Your goal — Select from the records below every line that has the word "selected" in it.
━━━━━━━━━━━━━━━━
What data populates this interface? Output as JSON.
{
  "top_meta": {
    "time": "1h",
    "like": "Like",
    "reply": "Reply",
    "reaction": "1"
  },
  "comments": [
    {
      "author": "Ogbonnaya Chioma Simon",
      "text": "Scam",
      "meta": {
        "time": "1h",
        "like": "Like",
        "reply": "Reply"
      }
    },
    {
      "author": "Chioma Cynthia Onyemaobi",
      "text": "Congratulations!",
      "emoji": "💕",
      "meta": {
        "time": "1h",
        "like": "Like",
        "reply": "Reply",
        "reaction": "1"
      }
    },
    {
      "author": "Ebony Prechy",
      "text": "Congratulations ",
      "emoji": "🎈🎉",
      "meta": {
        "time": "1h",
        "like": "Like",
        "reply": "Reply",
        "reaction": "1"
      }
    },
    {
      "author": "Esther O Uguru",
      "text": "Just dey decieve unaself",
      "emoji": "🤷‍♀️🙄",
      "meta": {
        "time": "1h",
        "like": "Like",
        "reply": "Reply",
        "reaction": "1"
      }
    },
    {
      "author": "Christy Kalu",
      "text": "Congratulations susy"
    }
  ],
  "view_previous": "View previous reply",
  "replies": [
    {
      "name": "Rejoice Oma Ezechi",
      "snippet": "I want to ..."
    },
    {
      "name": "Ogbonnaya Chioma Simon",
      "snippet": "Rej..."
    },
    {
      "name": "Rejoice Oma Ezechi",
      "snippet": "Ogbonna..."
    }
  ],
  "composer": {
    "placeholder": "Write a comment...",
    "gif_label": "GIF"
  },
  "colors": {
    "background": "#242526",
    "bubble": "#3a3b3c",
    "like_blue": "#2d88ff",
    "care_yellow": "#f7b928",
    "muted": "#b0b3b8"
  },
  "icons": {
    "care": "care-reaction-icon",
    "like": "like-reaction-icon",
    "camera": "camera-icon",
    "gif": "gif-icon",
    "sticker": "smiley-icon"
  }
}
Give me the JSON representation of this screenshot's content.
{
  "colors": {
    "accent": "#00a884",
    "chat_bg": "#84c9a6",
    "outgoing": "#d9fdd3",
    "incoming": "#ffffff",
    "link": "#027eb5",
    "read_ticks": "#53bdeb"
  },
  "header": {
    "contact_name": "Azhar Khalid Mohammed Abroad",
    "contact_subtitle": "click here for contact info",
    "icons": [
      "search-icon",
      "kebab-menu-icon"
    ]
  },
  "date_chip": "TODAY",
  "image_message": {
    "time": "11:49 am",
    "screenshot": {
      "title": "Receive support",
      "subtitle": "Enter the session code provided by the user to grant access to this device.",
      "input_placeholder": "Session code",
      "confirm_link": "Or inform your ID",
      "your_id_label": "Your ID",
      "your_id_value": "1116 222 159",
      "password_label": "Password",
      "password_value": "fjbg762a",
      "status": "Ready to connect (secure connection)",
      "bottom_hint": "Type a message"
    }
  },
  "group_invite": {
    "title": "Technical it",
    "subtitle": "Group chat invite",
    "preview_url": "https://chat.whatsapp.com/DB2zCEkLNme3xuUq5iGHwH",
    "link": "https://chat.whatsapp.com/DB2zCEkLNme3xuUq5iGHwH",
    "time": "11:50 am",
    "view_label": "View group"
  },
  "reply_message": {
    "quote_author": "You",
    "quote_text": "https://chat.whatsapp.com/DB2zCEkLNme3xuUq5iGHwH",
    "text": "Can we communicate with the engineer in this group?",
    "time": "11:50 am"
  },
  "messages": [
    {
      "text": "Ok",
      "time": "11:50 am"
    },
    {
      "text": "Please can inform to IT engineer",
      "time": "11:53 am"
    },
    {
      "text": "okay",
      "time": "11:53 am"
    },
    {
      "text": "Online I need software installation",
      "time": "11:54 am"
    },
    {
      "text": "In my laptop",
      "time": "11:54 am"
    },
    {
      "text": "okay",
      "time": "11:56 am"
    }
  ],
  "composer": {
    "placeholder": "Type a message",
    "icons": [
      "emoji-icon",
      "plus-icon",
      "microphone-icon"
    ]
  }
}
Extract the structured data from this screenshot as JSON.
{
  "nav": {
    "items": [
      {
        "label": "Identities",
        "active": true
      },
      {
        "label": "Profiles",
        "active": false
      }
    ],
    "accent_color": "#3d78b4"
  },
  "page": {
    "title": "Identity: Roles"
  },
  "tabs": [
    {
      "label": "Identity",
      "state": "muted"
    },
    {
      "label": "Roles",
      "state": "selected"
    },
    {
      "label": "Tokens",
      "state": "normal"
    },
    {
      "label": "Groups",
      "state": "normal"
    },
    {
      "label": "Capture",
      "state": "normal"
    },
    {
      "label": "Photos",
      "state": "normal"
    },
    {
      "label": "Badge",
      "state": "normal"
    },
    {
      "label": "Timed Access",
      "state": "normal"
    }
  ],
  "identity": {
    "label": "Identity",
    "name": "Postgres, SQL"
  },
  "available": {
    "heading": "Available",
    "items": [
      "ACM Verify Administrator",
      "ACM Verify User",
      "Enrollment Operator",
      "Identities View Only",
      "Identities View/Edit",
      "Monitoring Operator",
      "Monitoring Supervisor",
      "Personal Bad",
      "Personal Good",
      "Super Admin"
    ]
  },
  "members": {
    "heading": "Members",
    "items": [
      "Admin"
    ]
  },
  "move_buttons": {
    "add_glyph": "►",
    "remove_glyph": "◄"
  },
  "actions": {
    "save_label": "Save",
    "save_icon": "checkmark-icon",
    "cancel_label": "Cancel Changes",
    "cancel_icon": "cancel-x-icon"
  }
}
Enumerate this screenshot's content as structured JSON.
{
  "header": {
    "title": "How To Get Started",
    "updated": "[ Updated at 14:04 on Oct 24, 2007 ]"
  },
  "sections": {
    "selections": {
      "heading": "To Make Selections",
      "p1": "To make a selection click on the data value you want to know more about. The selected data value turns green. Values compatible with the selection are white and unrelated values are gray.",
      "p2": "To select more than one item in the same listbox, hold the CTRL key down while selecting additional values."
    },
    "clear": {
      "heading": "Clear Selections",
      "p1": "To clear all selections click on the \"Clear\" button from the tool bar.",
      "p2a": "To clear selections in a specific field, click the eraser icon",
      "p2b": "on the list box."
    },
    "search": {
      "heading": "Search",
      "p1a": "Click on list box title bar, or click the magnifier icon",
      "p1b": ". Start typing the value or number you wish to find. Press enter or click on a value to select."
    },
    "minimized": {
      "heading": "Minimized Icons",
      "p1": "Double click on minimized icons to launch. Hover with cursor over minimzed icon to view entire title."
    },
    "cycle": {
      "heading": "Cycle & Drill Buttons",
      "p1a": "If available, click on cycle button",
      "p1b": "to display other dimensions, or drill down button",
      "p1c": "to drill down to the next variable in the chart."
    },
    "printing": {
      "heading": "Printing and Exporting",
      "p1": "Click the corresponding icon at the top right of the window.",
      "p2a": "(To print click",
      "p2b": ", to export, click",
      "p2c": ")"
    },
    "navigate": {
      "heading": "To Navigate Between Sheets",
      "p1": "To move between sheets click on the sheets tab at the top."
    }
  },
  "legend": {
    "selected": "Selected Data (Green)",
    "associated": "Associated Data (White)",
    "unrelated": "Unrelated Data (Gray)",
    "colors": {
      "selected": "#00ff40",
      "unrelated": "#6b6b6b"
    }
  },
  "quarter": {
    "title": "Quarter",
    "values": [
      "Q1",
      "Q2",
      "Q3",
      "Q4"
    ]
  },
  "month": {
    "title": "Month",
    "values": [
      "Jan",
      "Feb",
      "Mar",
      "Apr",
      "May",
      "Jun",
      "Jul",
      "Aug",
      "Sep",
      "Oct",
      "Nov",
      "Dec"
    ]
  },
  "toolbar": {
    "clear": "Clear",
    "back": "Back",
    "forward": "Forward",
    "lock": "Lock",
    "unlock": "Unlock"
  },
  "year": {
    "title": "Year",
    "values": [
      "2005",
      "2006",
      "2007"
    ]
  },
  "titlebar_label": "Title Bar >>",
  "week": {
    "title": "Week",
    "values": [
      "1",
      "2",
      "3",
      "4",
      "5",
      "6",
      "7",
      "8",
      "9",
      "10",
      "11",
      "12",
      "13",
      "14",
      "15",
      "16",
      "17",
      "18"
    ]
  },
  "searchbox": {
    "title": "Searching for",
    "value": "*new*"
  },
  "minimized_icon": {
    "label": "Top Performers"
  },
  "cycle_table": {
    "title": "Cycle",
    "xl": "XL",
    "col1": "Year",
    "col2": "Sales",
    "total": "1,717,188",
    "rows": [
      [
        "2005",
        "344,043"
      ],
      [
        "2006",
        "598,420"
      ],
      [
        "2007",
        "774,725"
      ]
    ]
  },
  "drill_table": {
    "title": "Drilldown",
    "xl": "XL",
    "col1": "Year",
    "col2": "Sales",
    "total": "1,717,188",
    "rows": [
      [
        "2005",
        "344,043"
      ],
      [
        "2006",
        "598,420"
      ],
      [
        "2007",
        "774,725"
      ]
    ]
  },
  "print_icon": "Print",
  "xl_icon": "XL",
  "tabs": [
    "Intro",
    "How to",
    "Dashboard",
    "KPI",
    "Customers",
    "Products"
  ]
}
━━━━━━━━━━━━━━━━
Finished task —
      "state": "selected"
      "p1": "To make a selection click on the data value you want to know more about. The selected data value turns green. Values compatible with the selection are white and unrelated values are gray.",
    "selected": "Selected Data (Green)",
      "selected": "#00ff40",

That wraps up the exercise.